Let’s see some legal documents that push the boundaries of ‘plain’
The winners of the Best Plain English Legal Document in 2018, Draper Cormack, pride themselves on communicating clearly and directly with their clients. And the judges agreed that they were doing a great job of clear communication with their terms and conditions. The judges said:
This document is written in a way that gives the intended audience a strong chance of understanding it at the first reading, and in the way the drafter wants them to. It’s clear, direct writing, using as few words as needed, and avoids being ambiguous, lengthy or technical writing and complex sentences.
Overall, it is a good example of what you can do with a legal document.
The other finalists, Infinite Possibilities and Hatch, also made clarity a key feature of their communication with their customers.
Check out a legal document with a difference in the client relationship agreement from Infinite Possibilities
And take a look at Hatch’s terms too. The judges said:
Overall this document shows what plain English can achieve in the law. The target audience is written to in a language it can understand and act upon with confidence. The flow of ideas is logical and the design is clear and concise. [The document’s audience] would easily and quickly grasp its implications.

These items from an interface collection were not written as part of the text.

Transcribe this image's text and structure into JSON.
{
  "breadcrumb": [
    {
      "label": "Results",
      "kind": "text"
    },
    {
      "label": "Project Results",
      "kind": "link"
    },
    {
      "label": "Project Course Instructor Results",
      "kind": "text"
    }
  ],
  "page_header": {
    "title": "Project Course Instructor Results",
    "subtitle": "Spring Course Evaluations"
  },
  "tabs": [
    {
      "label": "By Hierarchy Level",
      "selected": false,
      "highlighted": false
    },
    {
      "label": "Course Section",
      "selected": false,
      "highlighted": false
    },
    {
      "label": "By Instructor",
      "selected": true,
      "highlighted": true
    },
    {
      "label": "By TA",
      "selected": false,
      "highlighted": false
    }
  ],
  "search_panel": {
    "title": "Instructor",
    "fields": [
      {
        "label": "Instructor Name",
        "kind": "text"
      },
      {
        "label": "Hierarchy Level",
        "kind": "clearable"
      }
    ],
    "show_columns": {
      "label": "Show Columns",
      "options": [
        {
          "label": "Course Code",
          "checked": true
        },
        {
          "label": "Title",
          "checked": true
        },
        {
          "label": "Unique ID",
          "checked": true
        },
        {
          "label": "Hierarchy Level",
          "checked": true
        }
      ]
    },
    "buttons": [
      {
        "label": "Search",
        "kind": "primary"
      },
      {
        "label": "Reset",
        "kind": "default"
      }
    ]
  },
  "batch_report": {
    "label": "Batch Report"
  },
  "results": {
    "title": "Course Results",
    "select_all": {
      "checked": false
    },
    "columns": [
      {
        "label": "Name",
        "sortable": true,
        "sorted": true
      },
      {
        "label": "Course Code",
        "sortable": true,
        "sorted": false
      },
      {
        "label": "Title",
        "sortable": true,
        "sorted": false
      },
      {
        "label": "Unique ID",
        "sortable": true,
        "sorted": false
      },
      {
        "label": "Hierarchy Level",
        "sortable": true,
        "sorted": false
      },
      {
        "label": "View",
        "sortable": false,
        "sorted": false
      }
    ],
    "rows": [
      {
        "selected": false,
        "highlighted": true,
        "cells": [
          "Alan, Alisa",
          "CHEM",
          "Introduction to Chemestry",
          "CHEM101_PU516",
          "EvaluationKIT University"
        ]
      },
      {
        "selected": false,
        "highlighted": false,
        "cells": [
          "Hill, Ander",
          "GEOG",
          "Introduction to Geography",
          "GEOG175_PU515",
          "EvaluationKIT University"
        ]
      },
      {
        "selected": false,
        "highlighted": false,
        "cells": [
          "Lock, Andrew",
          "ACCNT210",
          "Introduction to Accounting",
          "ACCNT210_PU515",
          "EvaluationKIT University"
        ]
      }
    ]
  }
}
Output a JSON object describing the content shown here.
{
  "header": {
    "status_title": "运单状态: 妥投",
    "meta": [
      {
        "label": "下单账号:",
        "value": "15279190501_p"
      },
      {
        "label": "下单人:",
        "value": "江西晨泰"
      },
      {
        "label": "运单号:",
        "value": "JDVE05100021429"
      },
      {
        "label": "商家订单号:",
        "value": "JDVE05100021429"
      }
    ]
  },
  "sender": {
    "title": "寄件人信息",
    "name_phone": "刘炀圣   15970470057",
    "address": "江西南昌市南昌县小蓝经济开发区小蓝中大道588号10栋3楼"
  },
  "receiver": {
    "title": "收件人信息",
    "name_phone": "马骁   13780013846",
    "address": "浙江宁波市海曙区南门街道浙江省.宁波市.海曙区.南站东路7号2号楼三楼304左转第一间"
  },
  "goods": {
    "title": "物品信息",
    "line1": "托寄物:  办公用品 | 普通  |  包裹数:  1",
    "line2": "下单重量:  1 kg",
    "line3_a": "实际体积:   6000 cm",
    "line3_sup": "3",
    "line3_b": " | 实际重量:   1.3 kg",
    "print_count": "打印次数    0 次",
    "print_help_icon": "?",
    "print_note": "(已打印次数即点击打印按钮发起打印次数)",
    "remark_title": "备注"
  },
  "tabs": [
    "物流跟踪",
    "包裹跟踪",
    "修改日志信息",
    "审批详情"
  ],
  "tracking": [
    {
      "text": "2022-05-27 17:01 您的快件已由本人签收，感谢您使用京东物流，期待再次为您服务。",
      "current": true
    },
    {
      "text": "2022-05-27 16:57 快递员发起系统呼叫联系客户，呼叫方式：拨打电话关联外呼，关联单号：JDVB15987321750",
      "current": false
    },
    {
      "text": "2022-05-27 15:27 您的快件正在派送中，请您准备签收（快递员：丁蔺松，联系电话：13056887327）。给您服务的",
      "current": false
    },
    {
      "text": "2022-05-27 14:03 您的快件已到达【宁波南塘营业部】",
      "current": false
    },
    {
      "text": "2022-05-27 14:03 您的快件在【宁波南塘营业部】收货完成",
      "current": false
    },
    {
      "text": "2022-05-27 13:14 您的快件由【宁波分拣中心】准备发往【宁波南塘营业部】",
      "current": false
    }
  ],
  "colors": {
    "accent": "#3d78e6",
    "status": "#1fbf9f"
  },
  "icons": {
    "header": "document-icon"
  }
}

What the judges are looking for
The judges are looking for the best example of a legal document written in plain language. You can enter a document used in legal contexts or for legal purposes. Examples include contracts, agreements, terms and conditions, notices, deeds, judgments, legal opinions, and so on. The document may cover a legally enforceable Act, process, obligation, or right.
Here are the judging criteria. And remember the judges will also be keen to know if you’ve evaluated your document in any way, such as carrying out document user-testing.
The purpose of the document is clear at the start, and the content supports the purpose of the document.
The structure is clear and logical to the reader.
Headings and main messages
The headings are informative and clearly signpost the main messages.
The paragraphs are mostly short and focused on one topic.
The sentences are mostly short and straightforward.
The words are precise and familiar. Technical terms are explained.
Layout and presentation
The layout helps the reader absorb the messages quickly and easily.
Watch videos from our judges of the legal category in our gallery:
More about the Best Plain Language Legal Document category
Anne-Marie Chisnall June 9th, 2021
Posted In: 2021 Plain English Awards, Communications, Industry awards, Legal writing, Plain English Awards
Tags: 2021 Plain English Awards, Best Legal Document, clear communication, clear thinking, clear writing, improved writing, Legal writing, legalese, writing for the public